From the data, copy out every line in which the word "this" appears.

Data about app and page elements
##############################
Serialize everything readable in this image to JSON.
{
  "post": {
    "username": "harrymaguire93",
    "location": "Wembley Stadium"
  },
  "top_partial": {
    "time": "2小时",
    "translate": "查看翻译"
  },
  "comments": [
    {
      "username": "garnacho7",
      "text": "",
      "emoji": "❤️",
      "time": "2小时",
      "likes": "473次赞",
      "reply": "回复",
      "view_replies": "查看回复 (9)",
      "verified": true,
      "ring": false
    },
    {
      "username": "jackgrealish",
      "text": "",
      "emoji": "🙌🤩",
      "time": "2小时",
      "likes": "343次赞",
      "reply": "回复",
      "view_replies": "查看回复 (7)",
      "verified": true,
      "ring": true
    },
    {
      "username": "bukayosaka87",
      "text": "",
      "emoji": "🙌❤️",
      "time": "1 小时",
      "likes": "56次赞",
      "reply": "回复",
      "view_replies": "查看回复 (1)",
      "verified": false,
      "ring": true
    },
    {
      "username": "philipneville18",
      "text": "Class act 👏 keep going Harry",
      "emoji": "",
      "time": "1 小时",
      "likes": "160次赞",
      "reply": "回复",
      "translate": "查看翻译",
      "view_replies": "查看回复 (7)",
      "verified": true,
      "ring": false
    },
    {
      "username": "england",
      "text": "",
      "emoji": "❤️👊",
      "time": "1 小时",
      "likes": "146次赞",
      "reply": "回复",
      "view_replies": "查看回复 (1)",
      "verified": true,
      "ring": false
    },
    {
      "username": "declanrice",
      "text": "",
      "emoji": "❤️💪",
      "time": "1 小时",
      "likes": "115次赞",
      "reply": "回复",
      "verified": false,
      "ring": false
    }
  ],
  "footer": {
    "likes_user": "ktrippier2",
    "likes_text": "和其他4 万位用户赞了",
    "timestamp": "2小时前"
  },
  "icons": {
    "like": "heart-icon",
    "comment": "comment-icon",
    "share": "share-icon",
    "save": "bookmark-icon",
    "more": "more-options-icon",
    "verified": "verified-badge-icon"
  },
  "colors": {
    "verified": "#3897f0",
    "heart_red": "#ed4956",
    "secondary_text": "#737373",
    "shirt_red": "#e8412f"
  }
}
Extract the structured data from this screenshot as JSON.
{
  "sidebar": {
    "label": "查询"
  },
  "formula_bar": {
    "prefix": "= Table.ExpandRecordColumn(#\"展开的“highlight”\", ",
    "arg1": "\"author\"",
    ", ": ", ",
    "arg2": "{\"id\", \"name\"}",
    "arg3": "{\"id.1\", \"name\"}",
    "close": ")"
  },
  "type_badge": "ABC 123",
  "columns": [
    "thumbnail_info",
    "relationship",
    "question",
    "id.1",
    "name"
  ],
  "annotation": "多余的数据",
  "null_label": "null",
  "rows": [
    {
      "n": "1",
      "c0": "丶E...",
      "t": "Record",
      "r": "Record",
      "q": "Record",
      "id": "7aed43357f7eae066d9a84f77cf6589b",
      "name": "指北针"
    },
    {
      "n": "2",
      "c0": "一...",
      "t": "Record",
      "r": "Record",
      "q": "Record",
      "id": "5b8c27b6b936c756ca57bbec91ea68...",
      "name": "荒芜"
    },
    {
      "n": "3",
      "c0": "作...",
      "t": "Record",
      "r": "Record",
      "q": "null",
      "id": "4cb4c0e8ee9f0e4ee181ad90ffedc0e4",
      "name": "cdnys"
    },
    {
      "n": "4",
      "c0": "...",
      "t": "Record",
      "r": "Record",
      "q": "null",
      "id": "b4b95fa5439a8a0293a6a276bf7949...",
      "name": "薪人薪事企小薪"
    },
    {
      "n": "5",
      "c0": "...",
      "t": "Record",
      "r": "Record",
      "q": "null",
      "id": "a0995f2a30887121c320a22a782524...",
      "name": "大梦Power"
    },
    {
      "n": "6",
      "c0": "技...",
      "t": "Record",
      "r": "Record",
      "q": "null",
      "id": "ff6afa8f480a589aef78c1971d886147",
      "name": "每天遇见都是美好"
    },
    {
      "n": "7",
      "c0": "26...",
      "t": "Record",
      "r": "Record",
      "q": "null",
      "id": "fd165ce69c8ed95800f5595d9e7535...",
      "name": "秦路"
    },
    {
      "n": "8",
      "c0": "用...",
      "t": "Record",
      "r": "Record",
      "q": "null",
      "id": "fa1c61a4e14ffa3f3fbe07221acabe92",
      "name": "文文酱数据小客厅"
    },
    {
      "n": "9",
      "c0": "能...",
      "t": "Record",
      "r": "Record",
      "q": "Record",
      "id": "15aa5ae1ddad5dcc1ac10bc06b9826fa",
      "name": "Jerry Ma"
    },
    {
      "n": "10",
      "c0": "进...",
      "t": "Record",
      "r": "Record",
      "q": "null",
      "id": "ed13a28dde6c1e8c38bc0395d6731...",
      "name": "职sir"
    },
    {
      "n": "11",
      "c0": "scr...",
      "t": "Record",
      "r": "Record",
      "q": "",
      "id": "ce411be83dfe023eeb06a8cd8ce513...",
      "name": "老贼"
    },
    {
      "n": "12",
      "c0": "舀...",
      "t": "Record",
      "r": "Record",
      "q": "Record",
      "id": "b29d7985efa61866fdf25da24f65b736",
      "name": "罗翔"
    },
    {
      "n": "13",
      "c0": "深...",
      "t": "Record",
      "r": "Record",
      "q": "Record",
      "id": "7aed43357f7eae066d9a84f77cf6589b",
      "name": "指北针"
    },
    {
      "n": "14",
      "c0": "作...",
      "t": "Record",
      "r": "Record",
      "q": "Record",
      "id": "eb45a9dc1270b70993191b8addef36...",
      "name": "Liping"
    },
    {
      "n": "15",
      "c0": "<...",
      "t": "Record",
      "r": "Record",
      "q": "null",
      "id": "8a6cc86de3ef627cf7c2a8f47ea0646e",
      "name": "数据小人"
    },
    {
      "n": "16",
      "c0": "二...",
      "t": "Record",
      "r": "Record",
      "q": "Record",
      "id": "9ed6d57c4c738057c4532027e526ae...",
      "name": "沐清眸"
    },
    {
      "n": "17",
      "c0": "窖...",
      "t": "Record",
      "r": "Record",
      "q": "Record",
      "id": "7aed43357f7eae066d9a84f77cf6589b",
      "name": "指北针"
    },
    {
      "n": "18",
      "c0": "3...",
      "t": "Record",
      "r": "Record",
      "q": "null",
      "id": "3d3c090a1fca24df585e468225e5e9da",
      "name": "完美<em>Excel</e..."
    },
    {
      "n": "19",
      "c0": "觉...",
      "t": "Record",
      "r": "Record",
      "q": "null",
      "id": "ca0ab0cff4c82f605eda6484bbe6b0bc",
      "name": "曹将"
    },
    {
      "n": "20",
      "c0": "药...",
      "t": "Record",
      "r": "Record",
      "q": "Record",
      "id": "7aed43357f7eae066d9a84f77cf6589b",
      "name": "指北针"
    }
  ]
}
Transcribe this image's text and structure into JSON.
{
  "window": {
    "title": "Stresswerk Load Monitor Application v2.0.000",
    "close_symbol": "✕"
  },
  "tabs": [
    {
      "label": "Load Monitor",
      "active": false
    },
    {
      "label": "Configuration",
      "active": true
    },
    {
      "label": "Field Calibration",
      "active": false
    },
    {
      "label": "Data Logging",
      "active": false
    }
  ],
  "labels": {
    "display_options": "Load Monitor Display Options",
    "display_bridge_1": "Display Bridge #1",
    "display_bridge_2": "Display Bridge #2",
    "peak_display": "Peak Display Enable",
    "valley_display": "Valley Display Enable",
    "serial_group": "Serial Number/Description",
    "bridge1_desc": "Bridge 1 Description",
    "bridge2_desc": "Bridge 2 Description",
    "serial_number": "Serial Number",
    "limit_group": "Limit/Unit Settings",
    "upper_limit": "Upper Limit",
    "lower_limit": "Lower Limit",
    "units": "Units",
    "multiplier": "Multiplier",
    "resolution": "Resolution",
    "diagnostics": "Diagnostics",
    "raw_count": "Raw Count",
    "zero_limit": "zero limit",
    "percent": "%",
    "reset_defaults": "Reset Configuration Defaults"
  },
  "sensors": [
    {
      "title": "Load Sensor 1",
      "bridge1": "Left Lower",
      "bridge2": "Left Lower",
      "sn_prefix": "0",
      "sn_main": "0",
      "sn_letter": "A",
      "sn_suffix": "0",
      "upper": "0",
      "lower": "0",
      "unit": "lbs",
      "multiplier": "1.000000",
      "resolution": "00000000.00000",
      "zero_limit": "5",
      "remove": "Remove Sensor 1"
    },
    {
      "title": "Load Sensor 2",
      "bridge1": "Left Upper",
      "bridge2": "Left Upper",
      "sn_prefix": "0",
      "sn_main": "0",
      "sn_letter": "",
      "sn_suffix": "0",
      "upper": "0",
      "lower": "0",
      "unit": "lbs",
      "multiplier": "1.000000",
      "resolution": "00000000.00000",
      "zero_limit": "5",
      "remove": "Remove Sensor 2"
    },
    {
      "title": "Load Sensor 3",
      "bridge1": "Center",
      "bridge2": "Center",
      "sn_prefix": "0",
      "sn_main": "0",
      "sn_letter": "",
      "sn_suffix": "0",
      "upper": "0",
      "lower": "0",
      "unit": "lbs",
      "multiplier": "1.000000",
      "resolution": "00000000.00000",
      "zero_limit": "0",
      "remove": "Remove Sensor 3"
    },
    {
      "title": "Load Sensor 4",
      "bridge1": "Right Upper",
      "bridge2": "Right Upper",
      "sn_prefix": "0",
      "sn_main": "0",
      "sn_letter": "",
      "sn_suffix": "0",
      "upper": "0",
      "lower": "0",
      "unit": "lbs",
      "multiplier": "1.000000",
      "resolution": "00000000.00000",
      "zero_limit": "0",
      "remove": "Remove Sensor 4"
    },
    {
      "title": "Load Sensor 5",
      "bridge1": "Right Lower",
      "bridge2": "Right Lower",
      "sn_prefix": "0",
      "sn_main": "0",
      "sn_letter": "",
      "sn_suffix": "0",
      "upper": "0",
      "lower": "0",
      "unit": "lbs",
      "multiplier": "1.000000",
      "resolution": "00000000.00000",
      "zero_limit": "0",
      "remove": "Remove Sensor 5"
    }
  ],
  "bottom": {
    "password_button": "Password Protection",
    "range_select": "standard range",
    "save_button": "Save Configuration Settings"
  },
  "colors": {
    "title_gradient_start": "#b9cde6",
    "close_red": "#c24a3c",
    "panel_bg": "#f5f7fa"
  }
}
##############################
— Exercise response —
Serialize everything readable in this image to JSON.
Extract the structured data from this screenshot as JSON.
Transcribe this image's text and structure into JSON.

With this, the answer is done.